Tax Court ruled that IRS Appeals officers must verify that a proper assessment was made in a CDP hearing. Even if the taxpayer doesn’t raise the issue until he is in Tax Court, the IRS must verify the assessment.

This is the Case: Hoyle v. Commissioner, 131 T.C. No. 13 (12-3-2008)(2008-12-02)

SUMMARY: The Tax Court claimed jurisdiction over whether an assessment was properly made even though the taxpayer didn’t raise the issue at his CDP hearing.  IRC 6330(c)(1) requires the IRS to show that an assessment was properly made even if the taxpayer doesn’t bring it up at the hearing.

Here is the IRC section:  6330. Notice and opportunity for hearing before le

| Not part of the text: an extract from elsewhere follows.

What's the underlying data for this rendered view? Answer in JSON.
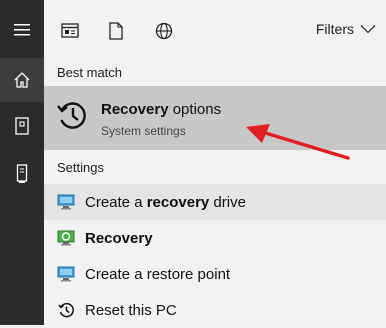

EXPLANATION: The taxpayer properly applied for a Collections Due Process (CDP) hearing after he received Notice of Federal Tax Lien (NFTL). The taxpayer didn’t raise the issue of the validity of the assessment before or at the CDP hearing.  He appealed his determination, which sustained the lien, to the Tax Court. In his Tax Court case he alleged that the IRS had never sent him a notice of deficiency for the assessed taxes.

The Tax Court said that according to IRC section 6330(c)(1) the IRS “is required by the statute to verify that all legal requirements have been followed . . . including the section 6213(a) requirement of a duly mailed notice of deficiency.” The Tax Court then concluded that the language of the statute causes the validity of the assessment to be “raised” at all CDP hearings even when the taxpayer fails to do so specifically. The Tax Court claimed jurisdiction over the assessment’s validity as being raised automatically by the statute.


Lysander Venible is the author of "On Your Own in Tax Court," a book about how to save your shirt in U.S. tax court. He has been engaged with the Service for over 10 years both administratively and in tax court.

If you have questions, topics or a situation you'd like to discuss, his phone and email are at the top of every page.

Lysander is not an attorney and it is not his intent to offer legal advice.